In a major battle between States and online retailers, the Supreme Court today had the final say and ruled in South Dakota v. Wayfair that states can now compel retailers to collect sales taxes even if the online retailers don’t have a physical presence in the state.  This close 5-4 Court decision overturned a 1992 Supreme Court precedent and will likely cause online retailers to pay billions more in taxes each year.

South Dakota enacted legislation that required out-of-state sellers to collect and remit sales tax if it delivered more than $100,000 of goods or services into South Dakota or engaged in 200 or more separate transactions for the delivery of goods of services into that state. Large online retailers like Amazon already collect sales taxes, however, smaller websites like Overstock and Wayfair, that don’t have widespread operations to collect and remit taxes in each state, and many smaller online retailers alike will be hit the most from today’s decision.

Today’s Supreme Court opinion ruled that the 1992 case of Quill Corp v. North Dakota was flawed in establishing that states could only collect sales taxes from entities with a “physical presence” in the state.
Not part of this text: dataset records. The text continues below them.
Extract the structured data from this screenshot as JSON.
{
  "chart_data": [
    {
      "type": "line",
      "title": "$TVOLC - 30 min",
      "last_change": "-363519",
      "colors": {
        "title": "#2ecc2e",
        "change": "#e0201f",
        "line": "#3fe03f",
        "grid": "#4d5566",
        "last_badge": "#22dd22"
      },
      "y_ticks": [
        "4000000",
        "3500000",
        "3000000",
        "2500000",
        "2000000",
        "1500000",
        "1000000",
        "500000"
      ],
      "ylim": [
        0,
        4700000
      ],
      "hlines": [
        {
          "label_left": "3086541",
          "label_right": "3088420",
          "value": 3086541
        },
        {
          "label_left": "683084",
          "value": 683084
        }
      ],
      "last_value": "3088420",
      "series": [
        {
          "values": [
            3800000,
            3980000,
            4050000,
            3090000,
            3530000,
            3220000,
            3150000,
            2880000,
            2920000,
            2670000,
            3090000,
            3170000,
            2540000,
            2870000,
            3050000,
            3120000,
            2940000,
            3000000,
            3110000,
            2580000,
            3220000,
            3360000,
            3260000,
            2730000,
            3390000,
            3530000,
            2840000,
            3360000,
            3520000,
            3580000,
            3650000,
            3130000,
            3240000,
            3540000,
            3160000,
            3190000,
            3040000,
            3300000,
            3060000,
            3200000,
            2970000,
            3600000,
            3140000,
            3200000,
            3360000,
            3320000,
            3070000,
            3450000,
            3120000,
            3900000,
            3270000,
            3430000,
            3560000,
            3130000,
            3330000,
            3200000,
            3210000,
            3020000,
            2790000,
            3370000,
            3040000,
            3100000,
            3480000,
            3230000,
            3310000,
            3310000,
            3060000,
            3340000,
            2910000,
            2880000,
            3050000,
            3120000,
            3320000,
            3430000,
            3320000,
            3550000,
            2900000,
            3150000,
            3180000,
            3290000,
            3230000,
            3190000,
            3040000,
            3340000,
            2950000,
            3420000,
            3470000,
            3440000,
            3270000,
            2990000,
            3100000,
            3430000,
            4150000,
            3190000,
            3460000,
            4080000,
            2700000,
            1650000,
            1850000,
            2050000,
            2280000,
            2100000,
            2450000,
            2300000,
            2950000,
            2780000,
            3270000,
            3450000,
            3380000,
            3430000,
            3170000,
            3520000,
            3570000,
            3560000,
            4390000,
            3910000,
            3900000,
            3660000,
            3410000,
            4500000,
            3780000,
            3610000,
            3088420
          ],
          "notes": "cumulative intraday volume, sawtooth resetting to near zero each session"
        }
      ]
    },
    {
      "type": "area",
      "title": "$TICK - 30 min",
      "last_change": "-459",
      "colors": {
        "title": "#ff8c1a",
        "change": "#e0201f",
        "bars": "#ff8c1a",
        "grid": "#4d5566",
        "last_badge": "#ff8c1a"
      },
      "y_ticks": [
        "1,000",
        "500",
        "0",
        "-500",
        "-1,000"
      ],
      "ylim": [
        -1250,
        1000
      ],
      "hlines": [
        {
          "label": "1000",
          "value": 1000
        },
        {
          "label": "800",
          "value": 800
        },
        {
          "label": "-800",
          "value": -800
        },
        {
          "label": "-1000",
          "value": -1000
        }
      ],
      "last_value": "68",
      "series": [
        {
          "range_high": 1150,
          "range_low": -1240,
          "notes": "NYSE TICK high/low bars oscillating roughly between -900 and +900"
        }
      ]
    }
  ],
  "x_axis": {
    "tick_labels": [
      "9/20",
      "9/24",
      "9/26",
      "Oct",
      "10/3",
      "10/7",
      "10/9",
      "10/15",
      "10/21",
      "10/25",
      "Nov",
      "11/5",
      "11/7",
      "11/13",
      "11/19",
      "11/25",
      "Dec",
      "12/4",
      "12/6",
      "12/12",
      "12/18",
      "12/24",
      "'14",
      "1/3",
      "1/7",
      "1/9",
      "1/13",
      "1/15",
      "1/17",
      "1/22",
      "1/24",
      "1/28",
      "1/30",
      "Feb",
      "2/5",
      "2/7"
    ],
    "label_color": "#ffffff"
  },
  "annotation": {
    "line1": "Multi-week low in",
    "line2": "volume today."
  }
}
The Court further found that the interpretation of the “physical presence rule” in Quill  is currently incorrectly applied under the Commerce Clause. In 2018, shoppers want to be able to shop from home and buy whatever they need from wherever with the push of a button. With this ever-changing buyer’s market, the physical presence rule has become far removed from today’s economic reality. As a result, States are suffering from significant revenue losses each year.

The full Supreme Court decision of South Dakota v. Wayfair, Inc can be found here.

More information regarding the effect of this decision can be found here.

An in-depth explanation of the Commerce Clause can be found here.